**Task goal**
Please give back the listing below word for word, without the images.

**Available records**
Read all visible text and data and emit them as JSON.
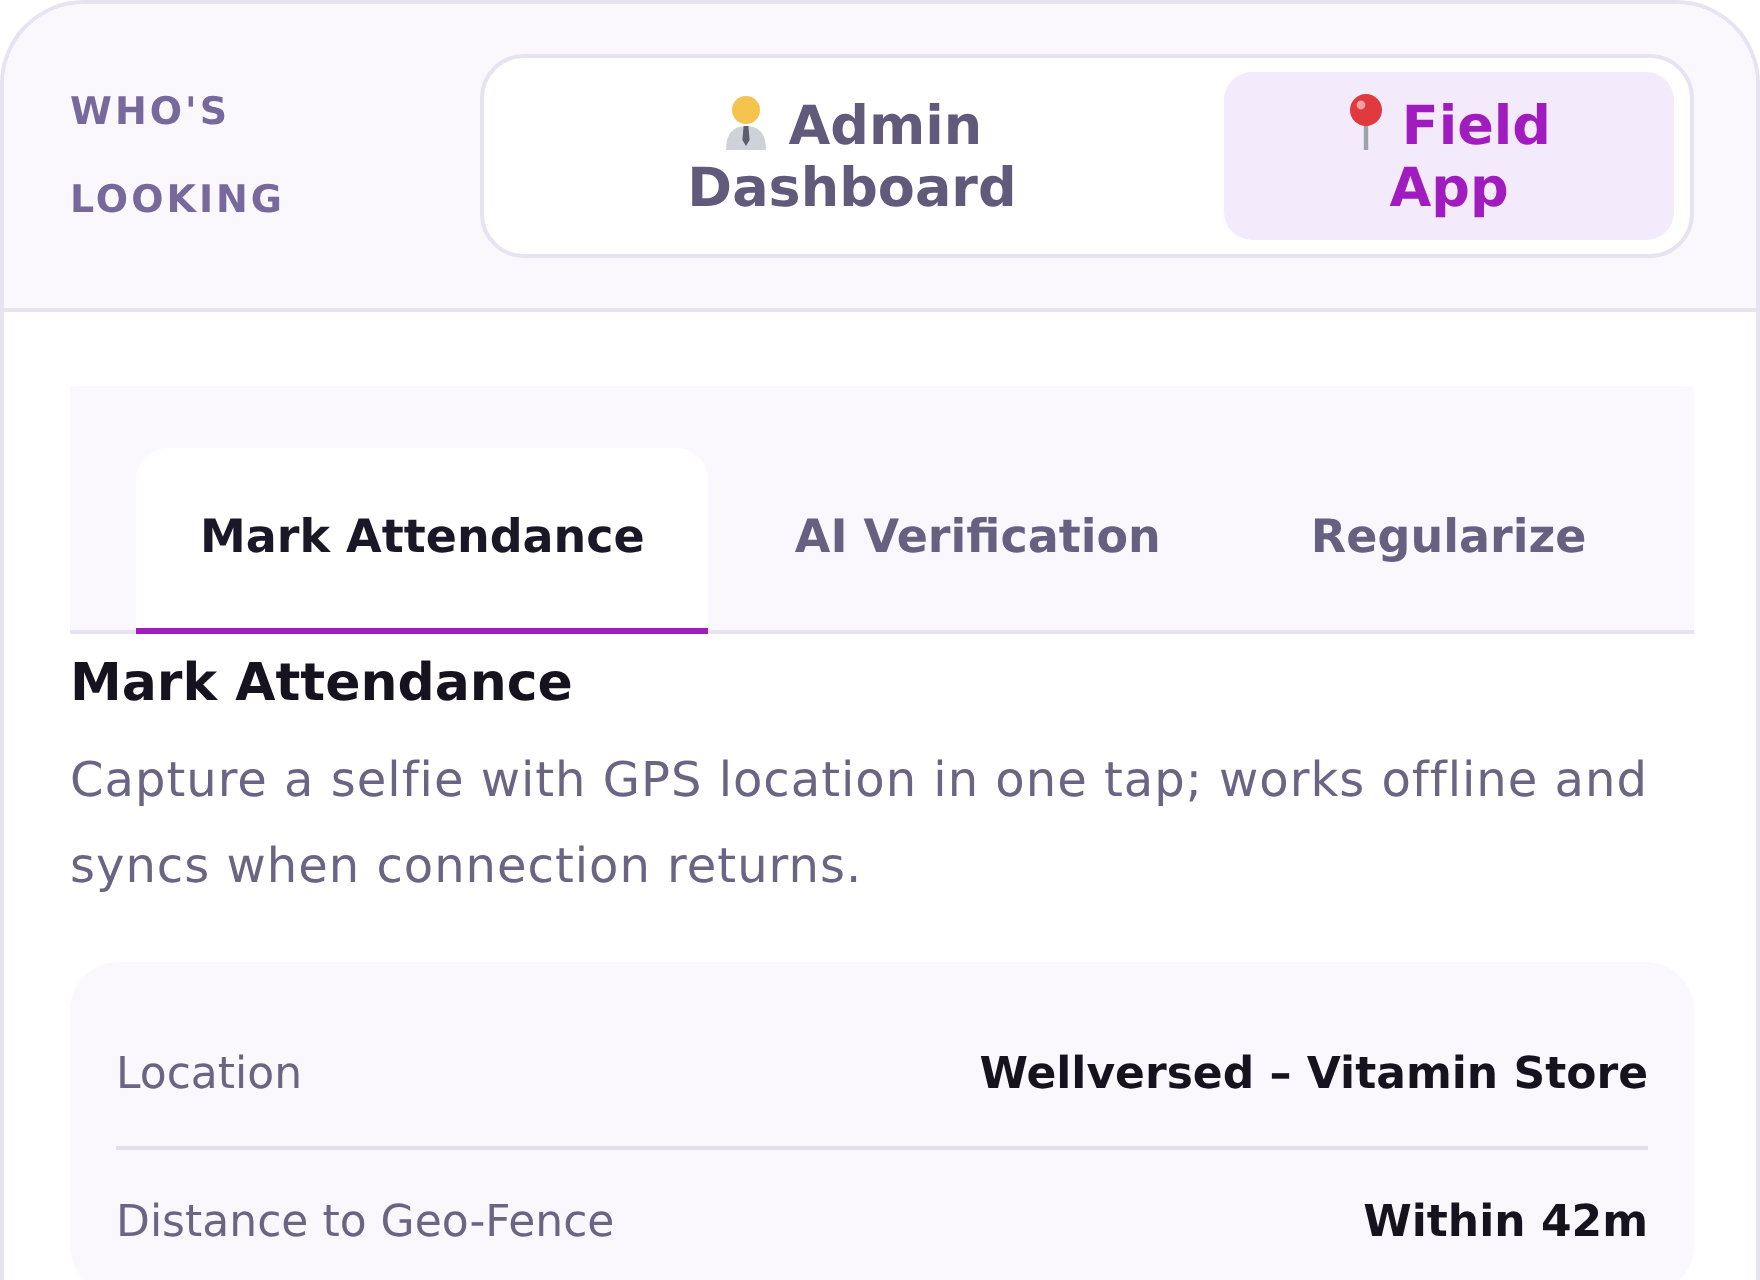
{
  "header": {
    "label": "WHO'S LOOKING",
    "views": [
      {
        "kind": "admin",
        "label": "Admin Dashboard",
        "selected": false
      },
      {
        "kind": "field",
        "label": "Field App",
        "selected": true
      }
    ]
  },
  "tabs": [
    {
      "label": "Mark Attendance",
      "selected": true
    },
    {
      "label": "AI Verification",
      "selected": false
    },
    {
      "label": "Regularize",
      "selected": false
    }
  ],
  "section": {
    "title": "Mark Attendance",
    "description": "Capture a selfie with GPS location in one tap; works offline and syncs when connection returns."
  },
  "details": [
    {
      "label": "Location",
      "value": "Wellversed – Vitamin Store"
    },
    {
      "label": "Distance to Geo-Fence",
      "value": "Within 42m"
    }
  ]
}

**Problem solution**
Read all visible text and data and emit them as JSON.
{
  "header": {
    "label": "WHO'S LOOKING",
    "views": [
      {
        "kind": "admin",
        "label": "Admin Dashboard",
        "selected": false
      },
      {
        "kind": "field",
        "label": "Field App",
        "selected": true
      }
    ]
  },
  "tabs": [
    {
      "label": "Mark Attendance",
      "selected": true
    },
    {
      "label": "AI Verification",
      "selected": false
    },
    {
      "label": "Regularize",
      "selected": false
    }
  ],
  "section": {
    "title": "Mark Attendance",
    "description": "Capture a selfie with GPS location in one tap; works offline and syncs when connection returns."
  },
  "details": [
    {
      "label": "Location",
      "value": "Wellversed – Vitamin Store"
    },
    {
      "label": "Distance to Geo-Fence",
      "value": "Within 42m"
    }
  ]
}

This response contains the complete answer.